Cluse, W. S. Lunn, William Thurtle, E.
Clynes, Rt. Hon. John R. MacDonald, R. Tinker, John Joseph
Cockeriir, Brigadier-General G. K. McEntee, V. L. Titchfield, Major the Marquess of
Compton, Joseph Mackinder, W. Toole, J.
Cope, Major William Maitland, Sir Arthur D. Steel- Tout, W. J.
Courthope, Lieut.-Col. George L. McLean, Major A. Trevelyan, Rt. Hon. C. P.
Cove, W. G. March, S. Varley, Frank B.
Crittall, V. G. Mariey, James Vaughan-Morgan, Col. K. P.
Croft, Brigadier-General Sir H. Martin, W. H. (Dumbarton) Viant, S. P.
Curzon, Captain Viscount Mason, Lieut.-Col. Glyn K. Walsh, Rt. Hon. Stephen
Davison, J. E. (Smethwick) Maxton, James Warne, G. H.
Davison, Sir W. H. (Kensington, S.) Meller, R. J. Warrender, Sir Victor
Dawson, Sir Philid Middleton, G. Watson, Sir F. (Pudsey and Otfey)
Dickson, T. Mills, J. E. Watson, W. M. (Dunfermline)
Dixey, A. C. Mitchell, Sir W. Lane (Streatham) Watts-Morgan, Lt.-Col. D. (Rhondda)
Dukes, C. Montague, Frederick Webb, Rt. Hon. Sidney
Duncan, C. Moore-Brabazon, Lieut.-Col. J. T. C. Weir, L. M.
Edmondson, Major A. J. Morel, E. D. Wells, S. R.
Edwards, C (Monmouth, Bedwellity) Morrison, R. C. (Tottenham, North) Welsh, J. C.
Egan, W. H. Murray, Robert Westwood, J.
Elliot, Walter E. Newman, Sir R. H. S. D. L. (Exeter) Wheler, Lieut.-Col. Granville C. H.
Elveden, Viscount Nield, Rt. Hon. Sir Herbert Whiteley, W.
Eyres-Monsell, Com. Rt. Hon. B. M. O'Grady, Captain James Wignail, James
Falle, Major Sir Bertram Godfray Oliver, George Harold Williams, David (Swansea, E.)
Forestier-Walker, L. Paling, W. Williams, Dr. J. H. (Lianelly)
Fremantle, Lieut.-Colonel Francis E. Palmer, E. T. Williams, Lt.-Col. T.S.B. (Kennington)
Gates, Percy Parkinson, John Allen (Wigan) Williams, T. (York, Don Valley)
Gaunt, Rear-Admiral Sir Guy R. Pease, William Edwin Wilson, R. J. (Jarrow)
Gavan-Duffy, Thomas Pennefather, Sir John Windsor, Walter
Gibbins, Joseph Penny, Frederick George Windsor-Cilve, Lieut.-Colonel George
Gibbs, Col. Rt. Hon. George Abraham Perkins, Colonel E. K. Wise, Sir Fredric
Gillett, George M. Perring, William George Wright, W.
Gilmour, Colonel Rt. Hon. Sir John Perry, S. F. Yerburgh, Major Robert D. T.
Gosling, Harry Pethick-Lawrence, F. W.
Gould, Frederick (Somerset, Frome) Phillipson, Mabel TELLERS FOR THE NOES.—
Graham, D. M. (Lanark, Hamilton) Ponsonby, Arthur Mr. Frederick Hall and Mr.
Greene, W. P. Crawford Potts, John S. Kennedy.
Greenall, T. Pownall, Lieut.-Colonel Assheton

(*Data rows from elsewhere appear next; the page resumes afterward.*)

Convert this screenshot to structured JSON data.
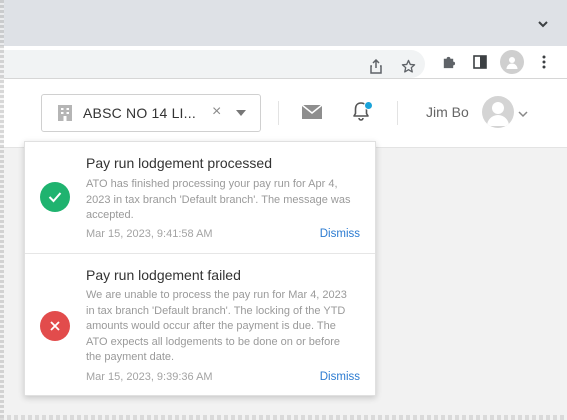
{
  "browser": {
    "tabstrip_chevron": "chevron-down-icon",
    "toolbar_icons": [
      "share-icon",
      "star-icon",
      "extensions-icon",
      "side-panel-icon",
      "profile-icon",
      "kebab-menu-icon"
    ]
  },
  "header": {
    "branch_select": {
      "value": "ABSC NO 14 LI...",
      "clear_glyph": "×"
    },
    "notifications": {
      "has_unread": true
    },
    "user": {
      "name": "Jim Bo"
    }
  },
  "notifications": [
    {
      "status": "success",
      "title": "Pay run lodgement processed",
      "body": "ATO has finished processing your pay run for Apr 4, 2023 in tax branch 'Default branch'. The message was accepted.",
      "timestamp": "Mar 15, 2023, 9:41:58 AM",
      "action": "Dismiss"
    },
    {
      "status": "error",
      "title": "Pay run lodgement failed",
      "body": "We are unable to process the pay run for Mar 4, 2023 in tax branch 'Default branch'. The locking of the YTD amounts would occur after the payment is due. The ATO expects all lodgements to be done on or before the payment date.",
      "timestamp": "Mar 15, 2023, 9:39:36 AM",
      "action": "Dismiss"
    }
  ],
  "colors": {
    "success": "#1fb36f",
    "error": "#e24c4c",
    "link": "#2b7bd1",
    "unread_dot": "#1aa3d9"
  }
}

Bill read a Second time, and committed to a Standing Committee.

Proposed words there inserted in the Bill.

Further Amendment made: In page 1, line 16, leave out the word "Districts," and insert instead thereof the word "District."—[Mr. Gosling.]

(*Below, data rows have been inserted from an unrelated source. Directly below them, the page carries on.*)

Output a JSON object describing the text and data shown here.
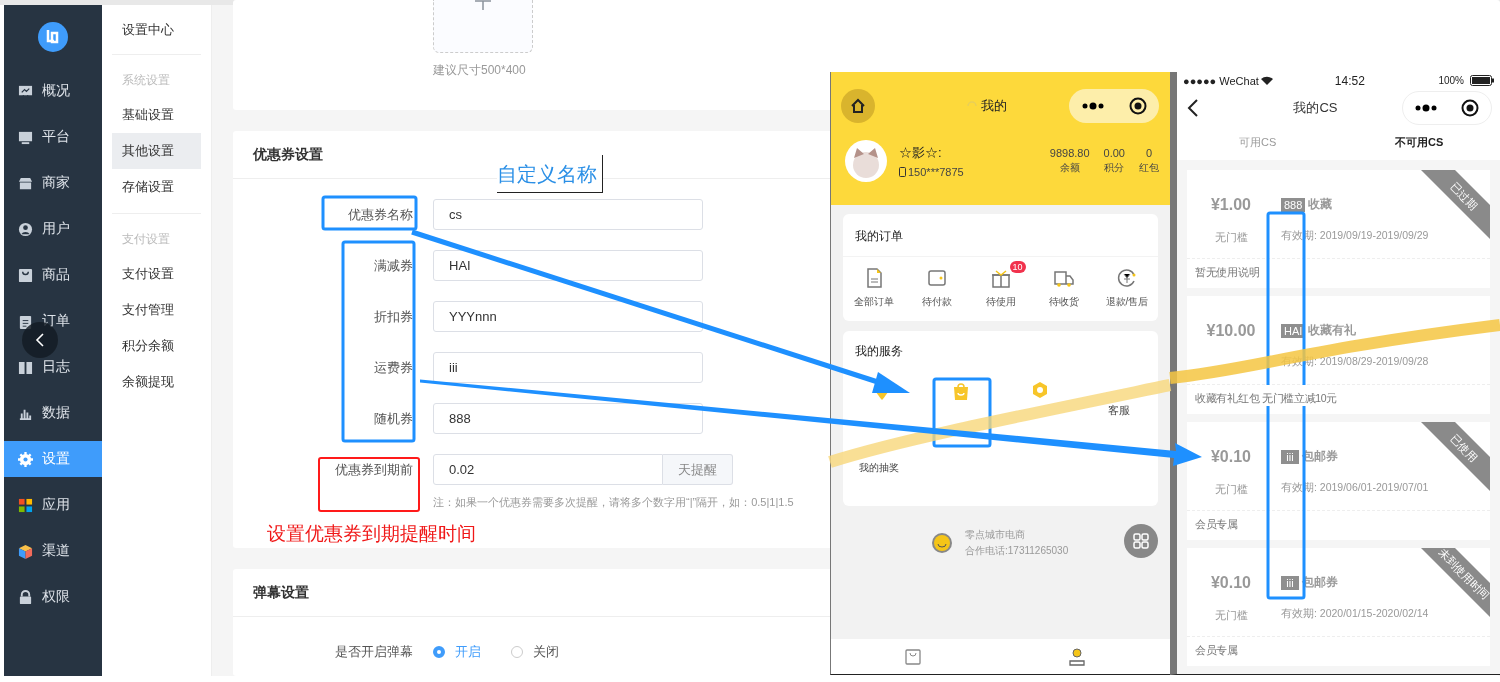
{
  "sidebar": {
    "items": [
      {
        "label": "概况",
        "selected": false
      },
      {
        "label": "平台",
        "selected": false
      },
      {
        "label": "商家",
        "selected": false
      },
      {
        "label": "用户",
        "selected": false
      },
      {
        "label": "商品",
        "selected": false
      },
      {
        "label": "订单",
        "selected": false
      },
      {
        "label": "日志",
        "selected": false
      },
      {
        "label": "数据",
        "selected": false
      },
      {
        "label": "设置",
        "selected": true
      },
      {
        "label": "应用",
        "selected": false
      },
      {
        "label": "渠道",
        "selected": false
      },
      {
        "label": "权限",
        "selected": false
      }
    ]
  },
  "subnav": {
    "title": "设置中心",
    "sections": [
      {
        "header": "系统设置",
        "items": [
          {
            "label": "基础设置",
            "selected": false
          },
          {
            "label": "其他设置",
            "selected": true
          },
          {
            "label": "存储设置",
            "selected": false
          }
        ]
      },
      {
        "header": "支付设置",
        "items": [
          {
            "label": "支付设置",
            "selected": false
          },
          {
            "label": "支付管理",
            "selected": false
          },
          {
            "label": "积分余额",
            "selected": false
          },
          {
            "label": "余额提现",
            "selected": false
          }
        ]
      }
    ]
  },
  "upload": {
    "hint": "建议尺寸500*400"
  },
  "coupon_settings": {
    "title": "优惠券设置",
    "fields": [
      {
        "label": "优惠券名称",
        "value": "cs"
      },
      {
        "label": "满减券",
        "value": "HAI"
      },
      {
        "label": "折扣券",
        "value": "YYYnnn"
      },
      {
        "label": "运费券",
        "value": "iii"
      },
      {
        "label": "随机券",
        "value": "888"
      }
    ],
    "expiry": {
      "label": "优惠券到期前",
      "value": "0.02",
      "suffix": "天提醒",
      "note": "注：如果一个优惠券需要多次提醒，请将多个数字用“|”隔开，如：0.5|1|1.5"
    }
  },
  "barrage_settings": {
    "title": "弹幕设置",
    "label": "是否开启弹幕",
    "options": [
      {
        "label": "开启",
        "selected": true
      },
      {
        "label": "关闭",
        "selected": false
      }
    ]
  },
  "annotations": {
    "custom_name": "自定义名称",
    "expiry_hint": "设置优惠券到期提醒时间"
  },
  "phone_profile": {
    "title": "我的",
    "user": {
      "name": "☆影☆:",
      "phone": "150***7875"
    },
    "stats": [
      {
        "value": "9898.80",
        "label": "余额"
      },
      {
        "value": "0.00",
        "label": "积分"
      },
      {
        "value": "0",
        "label": "红包"
      }
    ],
    "orders": {
      "title": "我的订单",
      "items": [
        {
          "label": "全部订单"
        },
        {
          "label": "待付款"
        },
        {
          "label": "待使用",
          "badge": "10"
        },
        {
          "label": "待收货"
        },
        {
          "label": "退款/售后"
        }
      ]
    },
    "services": {
      "title": "我的服务",
      "items": [
        {
          "label": "客服"
        },
        {
          "label": "我的抽奖"
        }
      ]
    },
    "footer": {
      "name": "零点城市电商",
      "phone": "合作电话:17311265030"
    }
  },
  "phone_coupons": {
    "status_bar": {
      "carrier": "●●●●● WeChat",
      "time": "14:52",
      "battery": "100%"
    },
    "title": "我的CS",
    "tabs": [
      {
        "label": "可用CS",
        "selected": false
      },
      {
        "label": "不可用CS",
        "selected": true
      }
    ],
    "coupons": [
      {
        "amount": "¥1.00",
        "threshold": "无门槛",
        "tag": "888",
        "name": "收藏",
        "validity": "有效期: 2019/09/19-2019/09/29",
        "note": "暂无使用说明",
        "status": "已过期"
      },
      {
        "amount": "¥10.00",
        "tag": "HAI",
        "name": "收藏有礼",
        "validity": "有效期: 2019/08/29-2019/09/28",
        "note": "收藏有礼红包 无门槛立减10元"
      },
      {
        "amount": "¥0.10",
        "threshold": "无门槛",
        "tag": "iii",
        "name": "包邮券",
        "validity": "有效期: 2019/06/01-2019/07/01",
        "note": "会员专属",
        "status": "已使用"
      },
      {
        "amount": "¥0.10",
        "threshold": "无门槛",
        "tag": "iii",
        "name": "包邮券",
        "validity": "有效期: 2020/01/15-2020/02/14",
        "note": "会员专属",
        "status": "未到使用时间"
      }
    ]
  }
}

Motion made, and Question, "That the further Consideration of the Bill, as amended, be now adjourned," put, and agreed to.—[Mr. Gosling.]

Bill, as amended (in the Standing Committee), to be further considered To-morrow.